INFORMATION SHOWN section start

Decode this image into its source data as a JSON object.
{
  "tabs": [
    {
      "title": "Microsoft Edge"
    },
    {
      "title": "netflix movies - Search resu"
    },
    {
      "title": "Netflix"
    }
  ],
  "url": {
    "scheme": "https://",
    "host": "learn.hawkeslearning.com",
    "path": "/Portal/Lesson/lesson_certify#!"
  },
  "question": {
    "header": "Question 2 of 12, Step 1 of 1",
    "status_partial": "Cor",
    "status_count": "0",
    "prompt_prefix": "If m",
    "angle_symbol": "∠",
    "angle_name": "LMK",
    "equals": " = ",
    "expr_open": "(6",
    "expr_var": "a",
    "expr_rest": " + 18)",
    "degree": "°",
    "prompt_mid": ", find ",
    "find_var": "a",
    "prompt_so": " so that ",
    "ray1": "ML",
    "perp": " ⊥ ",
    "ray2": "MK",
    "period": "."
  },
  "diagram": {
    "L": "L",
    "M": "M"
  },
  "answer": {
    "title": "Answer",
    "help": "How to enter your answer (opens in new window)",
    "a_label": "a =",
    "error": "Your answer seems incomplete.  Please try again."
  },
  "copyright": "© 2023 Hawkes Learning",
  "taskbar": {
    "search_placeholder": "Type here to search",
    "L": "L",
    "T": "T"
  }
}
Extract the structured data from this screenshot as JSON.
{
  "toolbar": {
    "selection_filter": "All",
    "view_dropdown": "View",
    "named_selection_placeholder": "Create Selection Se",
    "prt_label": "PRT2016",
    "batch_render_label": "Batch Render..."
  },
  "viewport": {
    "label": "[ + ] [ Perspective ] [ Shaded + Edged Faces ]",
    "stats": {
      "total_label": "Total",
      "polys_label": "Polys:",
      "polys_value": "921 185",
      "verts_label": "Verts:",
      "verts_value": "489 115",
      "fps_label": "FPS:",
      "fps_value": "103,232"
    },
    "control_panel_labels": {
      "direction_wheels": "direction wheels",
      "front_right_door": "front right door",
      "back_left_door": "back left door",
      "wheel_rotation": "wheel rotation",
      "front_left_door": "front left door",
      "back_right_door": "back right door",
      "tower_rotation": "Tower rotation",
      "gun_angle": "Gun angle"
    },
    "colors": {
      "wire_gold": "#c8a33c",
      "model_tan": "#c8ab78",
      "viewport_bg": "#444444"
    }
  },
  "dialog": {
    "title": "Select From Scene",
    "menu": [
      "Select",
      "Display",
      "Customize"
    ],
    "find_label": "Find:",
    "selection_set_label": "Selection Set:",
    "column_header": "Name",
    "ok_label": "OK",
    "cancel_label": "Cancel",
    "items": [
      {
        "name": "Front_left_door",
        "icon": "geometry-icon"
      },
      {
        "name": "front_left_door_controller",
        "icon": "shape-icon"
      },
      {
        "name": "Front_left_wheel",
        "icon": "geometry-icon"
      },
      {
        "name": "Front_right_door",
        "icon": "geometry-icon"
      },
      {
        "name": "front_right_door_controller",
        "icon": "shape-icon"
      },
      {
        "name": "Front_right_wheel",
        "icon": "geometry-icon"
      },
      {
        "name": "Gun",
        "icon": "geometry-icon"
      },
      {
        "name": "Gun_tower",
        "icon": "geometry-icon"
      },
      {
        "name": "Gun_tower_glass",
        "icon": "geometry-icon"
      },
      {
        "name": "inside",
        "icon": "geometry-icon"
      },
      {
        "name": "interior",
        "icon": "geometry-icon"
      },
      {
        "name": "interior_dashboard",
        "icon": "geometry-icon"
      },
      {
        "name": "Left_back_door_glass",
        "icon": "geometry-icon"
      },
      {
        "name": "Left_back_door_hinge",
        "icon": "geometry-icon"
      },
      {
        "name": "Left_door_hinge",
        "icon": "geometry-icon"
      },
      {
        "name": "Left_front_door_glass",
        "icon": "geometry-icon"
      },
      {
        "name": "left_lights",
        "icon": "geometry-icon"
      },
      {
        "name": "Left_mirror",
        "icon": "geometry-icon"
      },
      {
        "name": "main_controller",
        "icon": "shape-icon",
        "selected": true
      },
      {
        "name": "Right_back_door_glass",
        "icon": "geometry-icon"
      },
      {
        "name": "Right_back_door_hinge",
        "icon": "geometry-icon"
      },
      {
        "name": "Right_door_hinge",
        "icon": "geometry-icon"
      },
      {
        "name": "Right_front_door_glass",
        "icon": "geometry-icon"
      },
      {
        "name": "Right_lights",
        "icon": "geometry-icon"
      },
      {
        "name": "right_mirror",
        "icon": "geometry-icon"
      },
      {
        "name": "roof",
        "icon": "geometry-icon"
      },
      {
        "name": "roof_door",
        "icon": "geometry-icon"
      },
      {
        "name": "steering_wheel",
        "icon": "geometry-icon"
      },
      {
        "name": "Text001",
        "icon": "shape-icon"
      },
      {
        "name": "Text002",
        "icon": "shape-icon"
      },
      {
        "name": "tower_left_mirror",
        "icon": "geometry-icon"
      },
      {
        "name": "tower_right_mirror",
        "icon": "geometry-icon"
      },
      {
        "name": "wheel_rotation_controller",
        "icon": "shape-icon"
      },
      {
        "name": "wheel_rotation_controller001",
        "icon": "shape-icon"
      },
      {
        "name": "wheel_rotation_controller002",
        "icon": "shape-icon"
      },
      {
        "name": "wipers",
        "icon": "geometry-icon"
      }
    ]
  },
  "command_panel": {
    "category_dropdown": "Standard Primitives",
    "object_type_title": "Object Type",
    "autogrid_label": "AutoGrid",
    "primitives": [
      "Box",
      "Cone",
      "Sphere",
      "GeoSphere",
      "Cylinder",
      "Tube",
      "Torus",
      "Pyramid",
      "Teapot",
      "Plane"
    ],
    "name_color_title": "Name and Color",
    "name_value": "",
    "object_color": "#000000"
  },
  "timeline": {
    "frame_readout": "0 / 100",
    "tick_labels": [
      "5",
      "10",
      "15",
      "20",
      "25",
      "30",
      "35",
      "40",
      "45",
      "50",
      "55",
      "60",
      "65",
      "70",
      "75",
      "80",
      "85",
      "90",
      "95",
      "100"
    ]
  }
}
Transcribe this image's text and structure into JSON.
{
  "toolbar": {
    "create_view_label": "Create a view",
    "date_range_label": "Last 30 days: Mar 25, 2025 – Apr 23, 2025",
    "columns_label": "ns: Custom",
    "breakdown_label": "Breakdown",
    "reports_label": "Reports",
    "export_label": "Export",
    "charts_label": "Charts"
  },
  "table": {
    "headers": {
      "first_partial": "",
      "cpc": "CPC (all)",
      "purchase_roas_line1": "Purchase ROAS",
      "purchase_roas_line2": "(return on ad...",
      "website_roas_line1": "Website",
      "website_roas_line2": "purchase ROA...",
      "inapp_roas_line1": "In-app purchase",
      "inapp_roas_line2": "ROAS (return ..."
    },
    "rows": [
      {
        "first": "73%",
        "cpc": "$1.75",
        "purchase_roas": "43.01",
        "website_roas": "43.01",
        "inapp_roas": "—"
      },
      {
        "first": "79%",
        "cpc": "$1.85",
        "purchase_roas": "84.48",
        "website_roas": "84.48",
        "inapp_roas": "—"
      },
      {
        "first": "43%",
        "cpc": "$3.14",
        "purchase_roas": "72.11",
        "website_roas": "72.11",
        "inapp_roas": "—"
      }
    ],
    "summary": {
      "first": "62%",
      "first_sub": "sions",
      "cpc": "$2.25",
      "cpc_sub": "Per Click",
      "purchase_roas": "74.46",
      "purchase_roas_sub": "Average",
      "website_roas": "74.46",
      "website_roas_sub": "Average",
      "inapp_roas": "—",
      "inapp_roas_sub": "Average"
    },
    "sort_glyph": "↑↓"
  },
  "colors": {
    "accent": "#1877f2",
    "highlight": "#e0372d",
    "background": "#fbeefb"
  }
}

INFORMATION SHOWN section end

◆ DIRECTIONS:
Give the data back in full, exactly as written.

◆ EXERCISE SOLUTION:
Decode this image into its source data as a JSON object.
{
  "tabs": [
    {
      "title": "Microsoft Edge"
    },
    {
      "title": "netflix movies - Search resu"
    },
    {
      "title": "Netflix"
    }
  ],
  "url": {
    "scheme": "https://",
    "host": "learn.hawkeslearning.com",
    "path": "/Portal/Lesson/lesson_certify#!"
  },
  "question": {
    "header": "Question 2 of 12, Step 1 of 1",
    "status_partial": "Cor",
    "status_count": "0",
    "prompt_prefix": "If m",
    "angle_symbol": "∠",
    "angle_name": "LMK",
    "equals": " = ",
    "expr_open": "(6",
    "expr_var": "a",
    "expr_rest": " + 18)",
    "degree": "°",
    "prompt_mid": ", find ",
    "find_var": "a",
    "prompt_so": " so that ",
    "ray1": "ML",
    "perp": " ⊥ ",
    "ray2": "MK",
    "period": "."
  },
  "diagram": {
    "L": "L",
    "M": "M"
  },
  "answer": {
    "title": "Answer",
    "help": "How to enter your answer (opens in new window)",
    "a_label": "a =",
    "error": "Your answer seems incomplete.  Please try again."
  },
  "copyright": "© 2023 Hawkes Learning",
  "taskbar": {
    "search_placeholder": "Type here to search",
    "L": "L",
    "T": "T"
  }
}
Extract the structured data from this screenshot as JSON.
{
  "toolbar": {
    "selection_filter": "All",
    "view_dropdown": "View",
    "named_selection_placeholder": "Create Selection Se",
    "prt_label": "PRT2016",
    "batch_render_label": "Batch Render..."
  },
  "viewport": {
    "label": "[ + ] [ Perspective ] [ Shaded + Edged Faces ]",
    "stats": {
      "total_label": "Total",
      "polys_label": "Polys:",
      "polys_value": "921 185",
      "verts_label": "Verts:",
      "verts_value": "489 115",
      "fps_label": "FPS:",
      "fps_value": "103,232"
    },
    "control_panel_labels": {
      "direction_wheels": "direction wheels",
      "front_right_door": "front right door",
      "back_left_door": "back left door",
      "wheel_rotation": "wheel rotation",
      "front_left_door": "front left door",
      "back_right_door": "back right door",
      "tower_rotation": "Tower rotation",
      "gun_angle": "Gun angle"
    },
    "colors": {
      "wire_gold": "#c8a33c",
      "model_tan": "#c8ab78",
      "viewport_bg": "#444444"
    }
  },
  "dialog": {
    "title": "Select From Scene",
    "menu": [
      "Select",
      "Display",
      "Customize"
    ],
    "find_label": "Find:",
    "selection_set_label": "Selection Set:",
    "column_header": "Name",
    "ok_label": "OK",
    "cancel_label": "Cancel",
    "items": [
      {
        "name": "Front_left_door",
        "icon": "geometry-icon"
      },
      {
        "name": "front_left_door_controller",
        "icon": "shape-icon"
      },
      {
        "name": "Front_left_wheel",
        "icon": "geometry-icon"
      },
      {
        "name": "Front_right_door",
        "icon": "geometry-icon"
      },
      {
        "name": "front_right_door_controller",
        "icon": "shape-icon"
      },
      {
        "name": "Front_right_wheel",
        "icon": "geometry-icon"
      },
      {
        "name": "Gun",
        "icon": "geometry-icon"
      },
      {
        "name": "Gun_tower",
        "icon": "geometry-icon"
      },
      {
        "name": "Gun_tower_glass",
        "icon": "geometry-icon"
      },
      {
        "name": "inside",
        "icon": "geometry-icon"
      },
      {
        "name": "interior",
        "icon": "geometry-icon"
      },
      {
        "name": "interior_dashboard",
        "icon": "geometry-icon"
      },
      {
        "name": "Left_back_door_glass",
        "icon": "geometry-icon"
      },
      {
        "name": "Left_back_door_hinge",
        "icon": "geometry-icon"
      },
      {
        "name": "Left_door_hinge",
        "icon": "geometry-icon"
      },
      {
        "name": "Left_front_door_glass",
        "icon": "geometry-icon"
      },
      {
        "name": "left_lights",
        "icon": "geometry-icon"
      },
      {
        "name": "Left_mirror",
        "icon": "geometry-icon"
      },
      {
        "name": "main_controller",
        "icon": "shape-icon",
        "selected": true
      },
      {
        "name": "Right_back_door_glass",
        "icon": "geometry-icon"
      },
      {
        "name": "Right_back_door_hinge",
        "icon": "geometry-icon"
      },
      {
        "name": "Right_door_hinge",
        "icon": "geometry-icon"
      },
      {
        "name": "Right_front_door_glass",
        "icon": "geometry-icon"
      },
      {
        "name": "Right_lights",
        "icon": "geometry-icon"
      },
      {
        "name": "right_mirror",
        "icon": "geometry-icon"
      },
      {
        "name": "roof",
        "icon": "geometry-icon"
      },
      {
        "name": "roof_door",
        "icon": "geometry-icon"
      },
      {
        "name": "steering_wheel",
        "icon": "geometry-icon"
      },
      {
        "name": "Text001",
        "icon": "shape-icon"
      },
      {
        "name": "Text002",
        "icon": "shape-icon"
      },
      {
        "name": "tower_left_mirror",
        "icon": "geometry-icon"
      },
      {
        "name": "tower_right_mirror",
        "icon": "geometry-icon"
      },
      {
        "name": "wheel_rotation_controller",
        "icon": "shape-icon"
      },
      {
        "name": "wheel_rotation_controller001",
        "icon": "shape-icon"
      },
      {
        "name": "wheel_rotation_controller002",
        "icon": "shape-icon"
      },
      {
        "name": "wipers",
        "icon": "geometry-icon"
      }
    ]
  },
  "command_panel": {
    "category_dropdown": "Standard Primitives",
    "object_type_title": "Object Type",
    "autogrid_label": "AutoGrid",
    "primitives": [
      "Box",
      "Cone",
      "Sphere",
      "GeoSphere",
      "Cylinder",
      "Tube",
      "Torus",
      "Pyramid",
      "Teapot",
      "Plane"
    ],
    "name_color_title": "Name and Color",
    "name_value": "",
    "object_color": "#000000"
  },
  "timeline": {
    "frame_readout": "0 / 100",
    "tick_labels": [
      "5",
      "10",
      "15",
      "20",
      "25",
      "30",
      "35",
      "40",
      "45",
      "50",
      "55",
      "60",
      "65",
      "70",
      "75",
      "80",
      "85",
      "90",
      "95",
      "100"
    ]
  }
}
Transcribe this image's text and structure into JSON.
{
  "toolbar": {
    "create_view_label": "Create a view",
    "date_range_label": "Last 30 days: Mar 25, 2025 – Apr 23, 2025",
    "columns_label": "ns: Custom",
    "breakdown_label": "Breakdown",
    "reports_label": "Reports",
    "export_label": "Export",
    "charts_label": "Charts"
  },
  "table": {
    "headers": {
      "first_partial": "",
      "cpc": "CPC (all)",
      "purchase_roas_line1": "Purchase ROAS",
      "purchase_roas_line2": "(return on ad...",
      "website_roas_line1": "Website",
      "website_roas_line2": "purchase ROA...",
      "inapp_roas_line1": "In-app purchase",
      "inapp_roas_line2": "ROAS (return ..."
    },
    "rows": [
      {
        "first": "73%",
        "cpc": "$1.75",
        "purchase_roas": "43.01",
        "website_roas": "43.01",
        "inapp_roas": "—"
      },
      {
        "first": "79%",
        "cpc": "$1.85",
        "purchase_roas": "84.48",
        "website_roas": "84.48",
        "inapp_roas": "—"
      },
      {
        "first": "43%",
        "cpc": "$3.14",
        "purchase_roas": "72.11",
        "website_roas": "72.11",
        "inapp_roas": "—"
      }
    ],
    "summary": {
      "first": "62%",
      "first_sub": "sions",
      "cpc": "$2.25",
      "cpc_sub": "Per Click",
      "purchase_roas": "74.46",
      "purchase_roas_sub": "Average",
      "website_roas": "74.46",
      "website_roas_sub": "Average",
      "inapp_roas": "—",
      "inapp_roas_sub": "Average"
    },
    "sort_glyph": "↑↓"
  },
  "colors": {
    "accent": "#1877f2",
    "highlight": "#e0372d",
    "background": "#fbeefb"
  }
}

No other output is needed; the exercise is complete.